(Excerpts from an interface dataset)
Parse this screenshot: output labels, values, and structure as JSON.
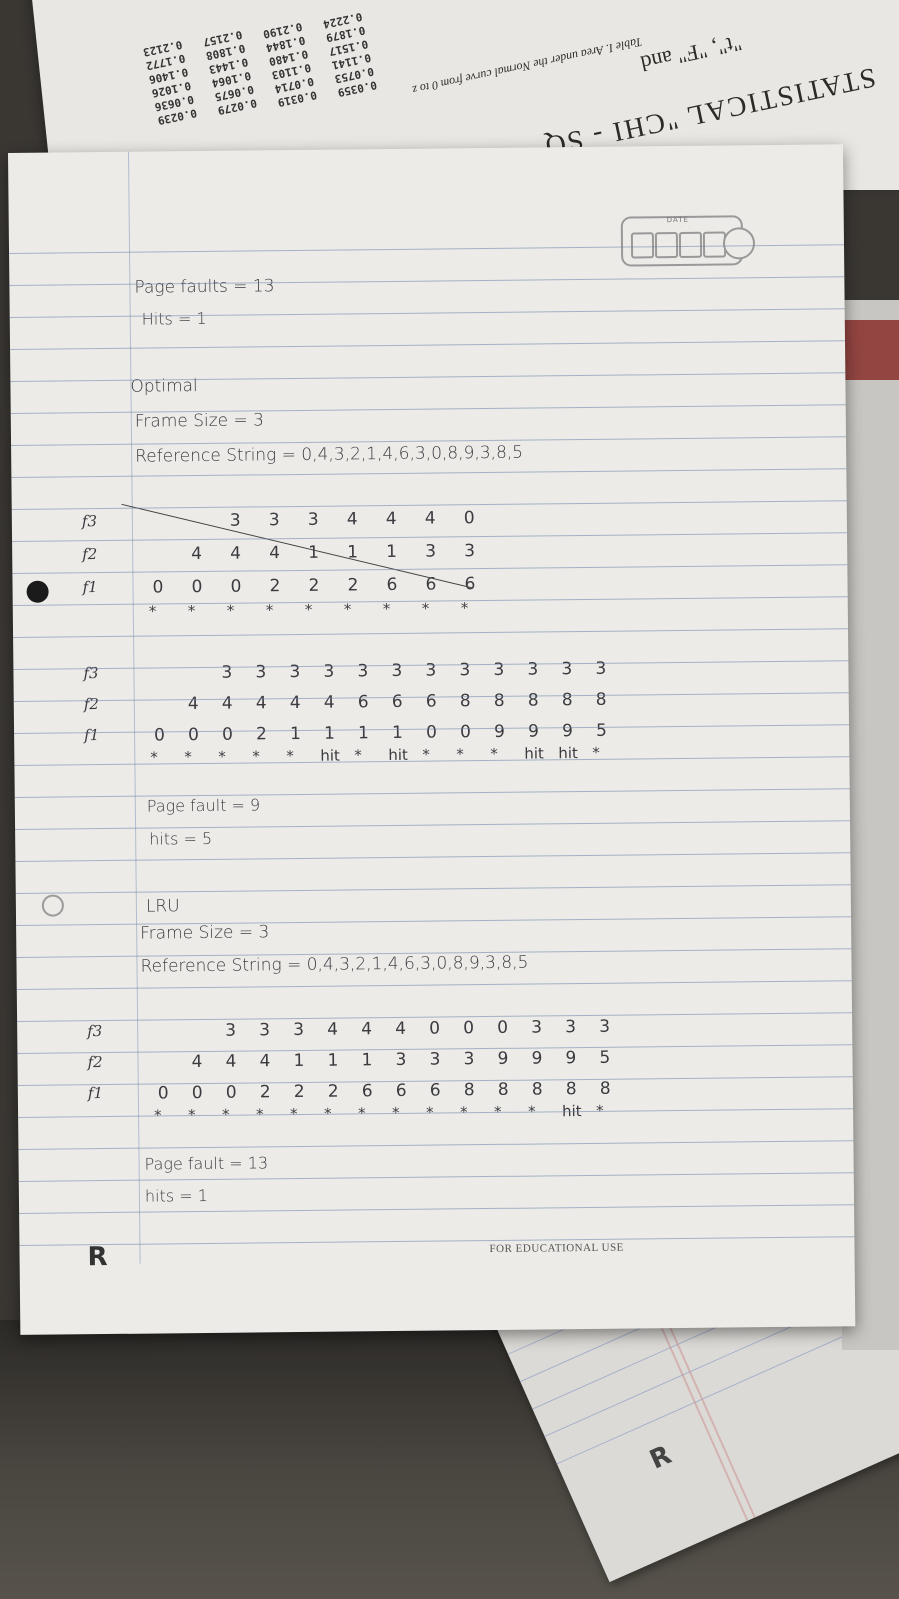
{
  "statistics_book": {
    "title": "STATISTICAL \"CHI - SQ",
    "subtitle": "\"t\", \"F\" and",
    "caption": "Table I. Area under the Normal curve from 0 to z",
    "columns": [
      [
        "0.0239",
        "0.0636",
        "0.1026",
        "0.1406",
        "0.1772",
        "0.2123"
      ],
      [
        "0.0279",
        "0.0675",
        "0.1064",
        "0.1443",
        "0.1808",
        "0.2157"
      ],
      [
        "0.0319",
        "0.0714",
        "0.1103",
        "0.1480",
        "0.1844",
        "0.2190"
      ],
      [
        "0.0359",
        "0.0753",
        "0.1141",
        "0.1517",
        "0.1879",
        "0.2224"
      ]
    ]
  },
  "notebook": {
    "date_label": "DATE",
    "footer": "FOR EDUCATIONAL USE",
    "fifo_summary": {
      "faults": "Page faults = 13",
      "hits": "Hits = 1"
    },
    "optimal": {
      "heading": "Optimal",
      "frame_size": "Frame Size = 3",
      "reference": "Reference String = 0,4,3,2,1,4,6,3,0,8,9,3,8,5",
      "attempt": {
        "f3": [
          "",
          "",
          "3",
          "3",
          "3",
          "4",
          "4",
          "4",
          "0"
        ],
        "f2": [
          "",
          "4",
          "4",
          "4",
          "1",
          "1",
          "1",
          "3",
          "3"
        ],
        "f1": [
          "0",
          "0",
          "0",
          "2",
          "2",
          "2",
          "6",
          "6",
          "6"
        ],
        "marks": [
          "*",
          "*",
          "*",
          "*",
          "*",
          "*",
          "*",
          "*",
          "*"
        ]
      },
      "table": {
        "f3": [
          "",
          "",
          "3",
          "3",
          "3",
          "3",
          "3",
          "3",
          "3",
          "3",
          "3",
          "3",
          "3",
          "3"
        ],
        "f2": [
          "",
          "4",
          "4",
          "4",
          "4",
          "4",
          "6",
          "6",
          "6",
          "8",
          "8",
          "8",
          "8",
          "8"
        ],
        "f1": [
          "0",
          "0",
          "0",
          "2",
          "1",
          "1",
          "1",
          "1",
          "0",
          "0",
          "9",
          "9",
          "9",
          "5"
        ],
        "marks": [
          "*",
          "*",
          "*",
          "*",
          "*",
          "hit",
          "*",
          "hit",
          "*",
          "*",
          "*",
          "hit",
          "hit",
          "*"
        ]
      },
      "faults": "Page fault = 9",
      "hits": "hits = 5"
    },
    "lru": {
      "heading": "LRU",
      "frame_size": "Frame Size = 3",
      "reference": "Reference String = 0,4,3,2,1,4,6,3,0,8,9,3,8,5",
      "table": {
        "f3": [
          "",
          "",
          "3",
          "3",
          "3",
          "4",
          "4",
          "4",
          "0",
          "0",
          "0",
          "3",
          "3",
          "3"
        ],
        "f2": [
          "",
          "4",
          "4",
          "4",
          "1",
          "1",
          "1",
          "3",
          "3",
          "3",
          "9",
          "9",
          "9",
          "5"
        ],
        "f1": [
          "0",
          "0",
          "0",
          "2",
          "2",
          "2",
          "6",
          "6",
          "6",
          "8",
          "8",
          "8",
          "8",
          "8"
        ],
        "marks": [
          "*",
          "*",
          "*",
          "*",
          "*",
          "*",
          "*",
          "*",
          "*",
          "*",
          "*",
          "*",
          "hit",
          "*"
        ]
      },
      "faults": "Page fault = 13",
      "hits": "hits = 1"
    },
    "row_labels": {
      "f3": "f3",
      "f2": "f2",
      "f1": "f1"
    }
  }
}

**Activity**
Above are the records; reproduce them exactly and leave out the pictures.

**Written reply**
Parse this screenshot: output labels, values, and structure as JSON.
{
  "statistics_book": {
    "title": "STATISTICAL \"CHI - SQ",
    "subtitle": "\"t\", \"F\" and",
    "caption": "Table I. Area under the Normal curve from 0 to z",
    "columns": [
      [
        "0.0239",
        "0.0636",
        "0.1026",
        "0.1406",
        "0.1772",
        "0.2123"
      ],
      [
        "0.0279",
        "0.0675",
        "0.1064",
        "0.1443",
        "0.1808",
        "0.2157"
      ],
      [
        "0.0319",
        "0.0714",
        "0.1103",
        "0.1480",
        "0.1844",
        "0.2190"
      ],
      [
        "0.0359",
        "0.0753",
        "0.1141",
        "0.1517",
        "0.1879",
        "0.2224"
      ]
    ]
  },
  "notebook": {
    "date_label": "DATE",
    "footer": "FOR EDUCATIONAL USE",
    "fifo_summary": {
      "faults": "Page faults = 13",
      "hits": "Hits = 1"
    },
    "optimal": {
      "heading": "Optimal",
      "frame_size": "Frame Size = 3",
      "reference": "Reference String = 0,4,3,2,1,4,6,3,0,8,9,3,8,5",
      "attempt": {
        "f3": [
          "",
          "",
          "3",
          "3",
          "3",
          "4",
          "4",
          "4",
          "0"
        ],
        "f2": [
          "",
          "4",
          "4",
          "4",
          "1",
          "1",
          "1",
          "3",
          "3"
        ],
        "f1": [
          "0",
          "0",
          "0",
          "2",
          "2",
          "2",
          "6",
          "6",
          "6"
        ],
        "marks": [
          "*",
          "*",
          "*",
          "*",
          "*",
          "*",
          "*",
          "*",
          "*"
        ]
      },
      "table": {
        "f3": [
          "",
          "",
          "3",
          "3",
          "3",
          "3",
          "3",
          "3",
          "3",
          "3",
          "3",
          "3",
          "3",
          "3"
        ],
        "f2": [
          "",
          "4",
          "4",
          "4",
          "4",
          "4",
          "6",
          "6",
          "6",
          "8",
          "8",
          "8",
          "8",
          "8"
        ],
        "f1": [
          "0",
          "0",
          "0",
          "2",
          "1",
          "1",
          "1",
          "1",
          "0",
          "0",
          "9",
          "9",
          "9",
          "5"
        ],
        "marks": [
          "*",
          "*",
          "*",
          "*",
          "*",
          "hit",
          "*",
          "hit",
          "*",
          "*",
          "*",
          "hit",
          "hit",
          "*"
        ]
      },
      "faults": "Page fault = 9",
      "hits": "hits = 5"
    },
    "lru": {
      "heading": "LRU",
      "frame_size": "Frame Size = 3",
      "reference": "Reference String = 0,4,3,2,1,4,6,3,0,8,9,3,8,5",
      "table": {
        "f3": [
          "",
          "",
          "3",
          "3",
          "3",
          "4",
          "4",
          "4",
          "0",
          "0",
          "0",
          "3",
          "3",
          "3"
        ],
        "f2": [
          "",
          "4",
          "4",
          "4",
          "1",
          "1",
          "1",
          "3",
          "3",
          "3",
          "9",
          "9",
          "9",
          "5"
        ],
        "f1": [
          "0",
          "0",
          "0",
          "2",
          "2",
          "2",
          "6",
          "6",
          "6",
          "8",
          "8",
          "8",
          "8",
          "8"
        ],
        "marks": [
          "*",
          "*",
          "*",
          "*",
          "*",
          "*",
          "*",
          "*",
          "*",
          "*",
          "*",
          "*",
          "hit",
          "*"
        ]
      },
      "faults": "Page fault = 13",
      "hits": "hits = 1"
    },
    "row_labels": {
      "f3": "f3",
      "f2": "f2",
      "f1": "f1"
    }
  }
}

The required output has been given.